Churches quite frequently determined rather precisely just how people would live their daily lives; not just while in the church service.People could and did get removed from the church roster for what we would feel were "trivial offenses". Included in these could be:

Speaking harshly (not profane, just harsh)

Missing a church meeting

Laboring on the Sabbath

Telling a falsehood

Dressing inappropriately (in colors)

Playing, listening to music

Some churches were rather strict and depending on the preacher, the considered offenses could vary from week to week.

The company you kept

Variety of Churches and Their Activities

In the early years of a township, it was common to have a small town about every 5-6 miles, with limited transportation a church was normally found in each area. The different types were dictated by the origins of the persons residing there.

The most common were the Baptist, Methodist, Episcopal, Christian and of course with the high content in the Owen County area of Germans; the Lutheran church.

Some of these churches adhered to the strict guidelines set forth by the Associations governing the churches such as the White River Baptist Association.

In addition to the weekly meetings and church fellowship, most people could count on the church for singings, picnics, homecomings and fund raising dinners.

As time went on; Ladies Committees were formed that raised various monies for things in the community such as: a family who had lost everything, or a new family in the area; most anything that was deemed needed could well be turned into an entertainment as well. Times were that these organizations raised money with a pie supper for a new minister with several children to care for- the pie supper in itself being a source of "breaking up the time" between a long winter and spring.

All of these activities were times to visit with people that most of the time were so busy getting their homesteads productive that socializing wasn't frequent.

Many of these functions were educational as well as enjoyable. Women traded recipes, patterns for clothing, house keeping tips. Men could generally count on gathering with other men in discussions on new farm machinery and methods as well as perhaps putting together the next "threshing ring" in the area.

Although pride was considered a sin in many churches, I assume that many times members were proud of a new dress or a fine horse and buggy.


  • We went to church every Sunday. It wasn't whether you wanted to go, it was the rule.

  • I remember times that we went in a bob sled- you know, we had no snow plows back then.

  • We went to a little church about a mile and a half from home.
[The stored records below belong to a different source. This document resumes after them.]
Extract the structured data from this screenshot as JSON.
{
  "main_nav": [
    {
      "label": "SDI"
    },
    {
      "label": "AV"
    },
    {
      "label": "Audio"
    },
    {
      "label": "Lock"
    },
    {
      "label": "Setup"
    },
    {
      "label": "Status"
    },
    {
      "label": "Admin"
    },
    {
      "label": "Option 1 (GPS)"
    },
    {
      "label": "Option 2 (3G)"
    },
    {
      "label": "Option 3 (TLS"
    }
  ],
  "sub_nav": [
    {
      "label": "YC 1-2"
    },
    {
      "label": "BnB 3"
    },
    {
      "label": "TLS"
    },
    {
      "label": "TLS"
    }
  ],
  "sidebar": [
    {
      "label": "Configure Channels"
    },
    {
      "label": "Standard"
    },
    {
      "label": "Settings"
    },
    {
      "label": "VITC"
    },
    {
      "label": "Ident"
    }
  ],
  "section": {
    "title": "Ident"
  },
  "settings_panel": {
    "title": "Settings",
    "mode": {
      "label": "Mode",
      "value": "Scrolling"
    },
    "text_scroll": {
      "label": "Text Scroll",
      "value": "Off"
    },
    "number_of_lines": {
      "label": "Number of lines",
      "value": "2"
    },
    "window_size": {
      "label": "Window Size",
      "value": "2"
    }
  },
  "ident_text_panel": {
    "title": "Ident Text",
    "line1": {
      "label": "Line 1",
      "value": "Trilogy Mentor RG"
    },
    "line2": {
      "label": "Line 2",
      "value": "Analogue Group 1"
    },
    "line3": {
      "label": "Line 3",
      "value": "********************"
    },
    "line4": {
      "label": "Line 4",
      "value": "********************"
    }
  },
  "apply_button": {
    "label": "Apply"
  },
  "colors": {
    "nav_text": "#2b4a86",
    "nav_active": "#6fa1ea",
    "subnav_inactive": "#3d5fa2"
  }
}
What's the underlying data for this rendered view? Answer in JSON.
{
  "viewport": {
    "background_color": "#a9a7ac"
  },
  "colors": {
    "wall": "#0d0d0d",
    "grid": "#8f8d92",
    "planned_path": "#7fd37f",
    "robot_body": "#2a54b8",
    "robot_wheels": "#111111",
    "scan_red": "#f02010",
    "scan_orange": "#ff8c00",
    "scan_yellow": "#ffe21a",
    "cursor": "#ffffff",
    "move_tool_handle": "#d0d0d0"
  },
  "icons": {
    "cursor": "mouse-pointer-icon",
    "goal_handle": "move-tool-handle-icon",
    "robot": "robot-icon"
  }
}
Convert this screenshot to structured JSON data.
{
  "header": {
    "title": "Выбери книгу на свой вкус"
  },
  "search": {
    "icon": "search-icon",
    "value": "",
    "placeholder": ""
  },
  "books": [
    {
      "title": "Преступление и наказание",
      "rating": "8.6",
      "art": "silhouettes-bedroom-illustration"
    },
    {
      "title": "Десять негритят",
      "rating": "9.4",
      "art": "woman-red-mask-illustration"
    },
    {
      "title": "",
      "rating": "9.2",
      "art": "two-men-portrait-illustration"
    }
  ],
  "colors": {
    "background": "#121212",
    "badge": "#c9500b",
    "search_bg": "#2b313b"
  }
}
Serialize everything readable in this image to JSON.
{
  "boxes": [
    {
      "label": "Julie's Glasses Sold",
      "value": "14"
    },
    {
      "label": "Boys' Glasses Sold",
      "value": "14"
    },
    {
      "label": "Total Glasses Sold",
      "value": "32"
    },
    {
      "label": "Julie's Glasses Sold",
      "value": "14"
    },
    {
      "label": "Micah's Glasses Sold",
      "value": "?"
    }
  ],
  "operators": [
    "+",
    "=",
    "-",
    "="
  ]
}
Most times we walked.

  • In the summertime, we would carry our shoes as we walked till the church came into view.

  • The men sat on one side of the church and the women on the other. Both of the had what they called the "Amen Corner".

  • Our preacher drove a white horse and buggy many miles to our church- he received $6.00 every Sunday.

  • I remember, our church was a one room building with two coal stoves, one on each side.

  • We only got to go to church once a month when the preacher would come through. On the other Sundays, we only had Sunday School.

  • I was Lutheran and had confirmation classes- we had to learn Swedish as we had it in our church work.

  • In our German Reformed Church, the minister would preach in a German service in the morning and in the evening he would preach in English.

  • Grandpa was a Quaker; he once took my father to church, but dad was asked to leave when they found out he had fought in WWI and had been bearing arms.

  • Our church was our community center outside of school. I remember during the first war, we all gathered to make things for the soldiers.

  • In my day, after Sunday church was the time for visiting among the neighbors.


    Debbie Jennings

    Website Coordinator